What is required:
In the entries below, identify every line with the string "дата" and copy it.

◆ ◆ ◆ ◆ ◆ ◆ ◆

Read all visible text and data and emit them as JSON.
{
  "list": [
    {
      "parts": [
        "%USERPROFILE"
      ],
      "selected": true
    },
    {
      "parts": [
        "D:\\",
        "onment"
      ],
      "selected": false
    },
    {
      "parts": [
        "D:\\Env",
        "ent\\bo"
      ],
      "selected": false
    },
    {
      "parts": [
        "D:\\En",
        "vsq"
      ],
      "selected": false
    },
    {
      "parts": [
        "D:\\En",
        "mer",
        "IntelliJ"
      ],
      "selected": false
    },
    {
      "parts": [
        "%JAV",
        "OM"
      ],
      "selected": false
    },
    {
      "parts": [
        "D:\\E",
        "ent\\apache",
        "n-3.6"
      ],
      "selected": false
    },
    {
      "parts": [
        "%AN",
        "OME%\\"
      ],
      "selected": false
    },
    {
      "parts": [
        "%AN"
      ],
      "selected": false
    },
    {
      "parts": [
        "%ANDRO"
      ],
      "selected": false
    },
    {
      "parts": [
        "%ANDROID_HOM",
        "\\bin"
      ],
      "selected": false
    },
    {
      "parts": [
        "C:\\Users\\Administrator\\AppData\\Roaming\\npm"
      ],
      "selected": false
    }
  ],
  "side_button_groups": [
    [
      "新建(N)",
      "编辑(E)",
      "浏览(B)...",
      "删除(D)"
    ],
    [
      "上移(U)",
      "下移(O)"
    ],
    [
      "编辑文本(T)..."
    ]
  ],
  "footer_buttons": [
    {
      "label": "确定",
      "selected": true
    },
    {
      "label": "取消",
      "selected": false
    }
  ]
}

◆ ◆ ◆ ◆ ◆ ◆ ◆

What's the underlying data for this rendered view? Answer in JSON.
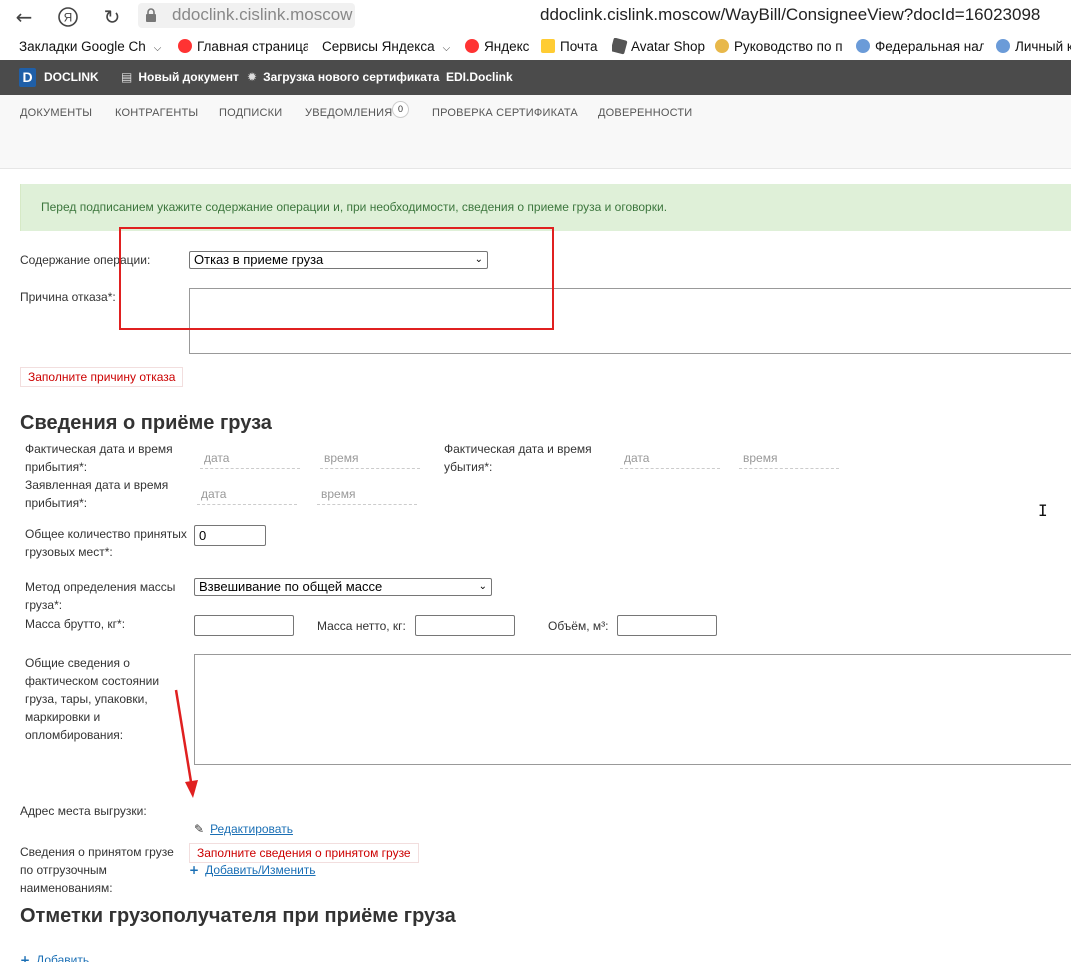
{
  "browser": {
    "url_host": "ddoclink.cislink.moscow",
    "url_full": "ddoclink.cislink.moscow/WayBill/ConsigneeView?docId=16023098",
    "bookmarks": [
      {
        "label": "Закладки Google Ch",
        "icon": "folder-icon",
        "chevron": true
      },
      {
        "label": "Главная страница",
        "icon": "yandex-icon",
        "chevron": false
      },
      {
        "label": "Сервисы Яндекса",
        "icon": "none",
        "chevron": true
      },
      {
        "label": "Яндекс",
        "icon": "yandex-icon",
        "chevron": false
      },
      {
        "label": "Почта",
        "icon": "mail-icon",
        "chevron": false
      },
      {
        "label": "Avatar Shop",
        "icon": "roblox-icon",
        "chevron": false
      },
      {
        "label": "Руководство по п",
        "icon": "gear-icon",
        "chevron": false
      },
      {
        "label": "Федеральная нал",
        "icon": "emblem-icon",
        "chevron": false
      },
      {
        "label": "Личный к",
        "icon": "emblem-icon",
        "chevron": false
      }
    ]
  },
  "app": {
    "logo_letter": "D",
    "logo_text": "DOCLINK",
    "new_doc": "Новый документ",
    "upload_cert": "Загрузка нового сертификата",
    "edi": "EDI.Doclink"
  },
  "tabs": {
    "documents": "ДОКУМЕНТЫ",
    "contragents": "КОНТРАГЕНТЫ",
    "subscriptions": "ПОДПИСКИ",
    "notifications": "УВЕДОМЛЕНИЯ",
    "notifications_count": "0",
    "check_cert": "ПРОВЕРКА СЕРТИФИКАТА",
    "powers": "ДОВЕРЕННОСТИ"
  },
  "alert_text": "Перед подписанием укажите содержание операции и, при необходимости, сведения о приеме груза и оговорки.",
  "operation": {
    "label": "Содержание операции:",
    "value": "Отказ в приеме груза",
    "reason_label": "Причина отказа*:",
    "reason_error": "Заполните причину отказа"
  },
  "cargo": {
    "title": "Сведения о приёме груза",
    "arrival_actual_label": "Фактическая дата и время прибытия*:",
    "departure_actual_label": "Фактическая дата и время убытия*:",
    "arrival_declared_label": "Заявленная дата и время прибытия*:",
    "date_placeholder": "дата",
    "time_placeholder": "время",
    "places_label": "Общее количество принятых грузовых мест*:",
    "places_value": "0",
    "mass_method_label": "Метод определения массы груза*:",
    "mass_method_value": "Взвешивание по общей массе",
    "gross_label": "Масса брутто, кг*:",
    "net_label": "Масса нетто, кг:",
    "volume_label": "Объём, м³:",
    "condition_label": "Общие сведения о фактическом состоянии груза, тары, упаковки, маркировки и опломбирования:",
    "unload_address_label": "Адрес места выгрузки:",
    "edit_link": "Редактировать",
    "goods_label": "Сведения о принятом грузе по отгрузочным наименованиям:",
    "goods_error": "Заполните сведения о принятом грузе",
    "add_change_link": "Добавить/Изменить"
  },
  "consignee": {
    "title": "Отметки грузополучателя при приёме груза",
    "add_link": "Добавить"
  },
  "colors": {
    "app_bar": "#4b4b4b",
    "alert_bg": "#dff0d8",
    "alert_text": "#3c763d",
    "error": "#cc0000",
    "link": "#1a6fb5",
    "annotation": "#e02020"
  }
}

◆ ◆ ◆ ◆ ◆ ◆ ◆

Your solution:
    "arrival_actual_label": "Фактическая дата и время прибытия*:",
    "departure_actual_label": "Фактическая дата и время убытия*:",
    "arrival_declared_label": "Заявленная дата и время прибытия*:",
    "date_placeholder": "дата",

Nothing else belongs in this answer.